Systems (GIS), and Photogrammetry are used to monitor,
map, model, and ultimately to help manage the coastal and
marine environment.
These technologies have been increasingly successfully
used for environmental applications to the coastal zone.
Spatial data and information is essential to almost all
aspects of coastal management helping us to characterise
the physical and human environment, record where scientific
observations have been made, define areas of measurement,
as the basis to describe patterns and distributions,
to record and track movements, and to provide a base or
reference map for the compilation of other spatial datasets
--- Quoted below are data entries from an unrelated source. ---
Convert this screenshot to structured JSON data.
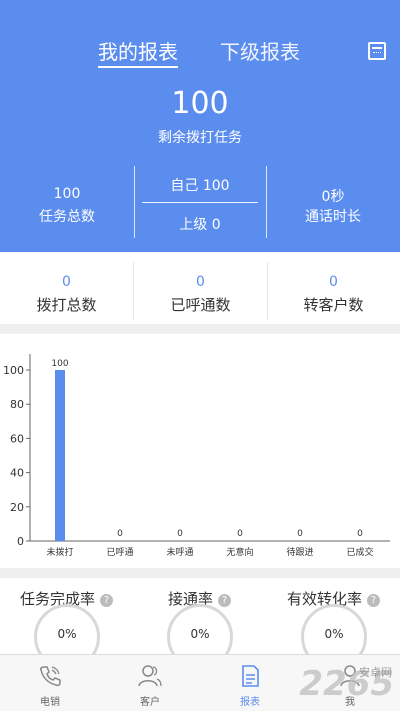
{
  "header": {
    "tabs": [
      {
        "label": "我的报表",
        "active": true
      },
      {
        "label": "下级报表",
        "active": false
      }
    ],
    "remaining_count": "100",
    "remaining_label": "剩余拨打任务",
    "total_tasks_value": "100",
    "total_tasks_label": "任务总数",
    "self_text": "自己  100",
    "superior_text": "上级  0",
    "talk_time_value": "0秒",
    "talk_time_label": "通话时长"
  },
  "counts": [
    {
      "value": "0",
      "label": "拨打总数"
    },
    {
      "value": "0",
      "label": "已呼通数"
    },
    {
      "value": "0",
      "label": "转客户数"
    }
  ],
  "chart_data": {
    "type": "bar",
    "categories": [
      "未拨打",
      "已呼通",
      "未呼通",
      "无意向",
      "待跟进",
      "已成交"
    ],
    "values": [
      100,
      0,
      0,
      0,
      0,
      0
    ],
    "ylim": [
      0,
      100
    ],
    "yticks": [
      0,
      20,
      40,
      60,
      80,
      100
    ],
    "bar_color": "#5b8def",
    "grid": false,
    "title": "",
    "xlabel": "",
    "ylabel": ""
  },
  "rates": [
    {
      "label": "任务完成率",
      "value": "0%"
    },
    {
      "label": "接通率",
      "value": "0%"
    },
    {
      "label": "有效转化率",
      "value": "0%"
    }
  ],
  "help_glyph": "?",
  "nav": [
    {
      "label": "电销",
      "icon": "phone-icon",
      "active": false
    },
    {
      "label": "客户",
      "icon": "users-icon",
      "active": false
    },
    {
      "label": "报表",
      "icon": "report-icon",
      "active": true
    },
    {
      "label": "我",
      "icon": "person-icon",
      "active": false
    }
  ],
  "colors": {
    "primary": "#5b8def",
    "divider": "#efefef"
  },
  "watermark": {
    "text": "2265",
    "sub": "安卓网"
  }
}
for use in spatial analyses. Developments in microprocessor
technology have provided the basis for a wide range of new
sensors, faster processors, improved display capabilities,
storage media, and portable devices, all of which allow us
to collect, input, store, process, and visualise spatial data
about the coast and marine areas.
Many such applications are now well documented; for
example, in a number of recent books e.g. Wright and
Bartlett (2000), Green and King (2003), Bartlett and Smith
(2004), and in the proceedings of coastal and marine
conferences including the Littoral and CoastGIS series, as
well as Coastal GeoTools in the USA.
The four papers in this volume have been drawn from
the CoastGIS 2005 symposium and exhibition held in
Aberdeen, Scotland, UK, and represent a small crosssection
of the many different topics that lend themselves to
the application of these spatial data collection, analysis, and
visualisation tools. This issue also provides a contextual
setting for comparison to recent developments in such
technologies that will be reported in another series of
papers forming the basis for a future special issue of this
The paper by Dornbusch et al. examines the way in
which softcopy photogrammetry can be used to quantitatively
assess both spatial and temporal changes in coastlines.
Vassilopoulos et al. utilise a GIS to study the coastal
geomorphology of the coast of Greece. Brenner et al.
describe some environmental indicators for the Catalonian
coast in Spain based on a raster and vector data model.
Pelot and Plummer use geographical information systems
as the basis for visualizing and analysing spatial data for
maritime traffic and risk for a number of coastal and marine
applications. Whilst only a small cross-section of the many
possible geospatial applications, these four papers nevertheless
illustrate some of the different ways in which spatial
data, at a variety of different spatial and temporal scales, are
vital for many different aspects of coastal management.

Short TitleJournal of Coastal ConservationJournal of Coastal Conservation: Planning and Management
Alternate JournalJournal of Coastal Conservation: Planning and Management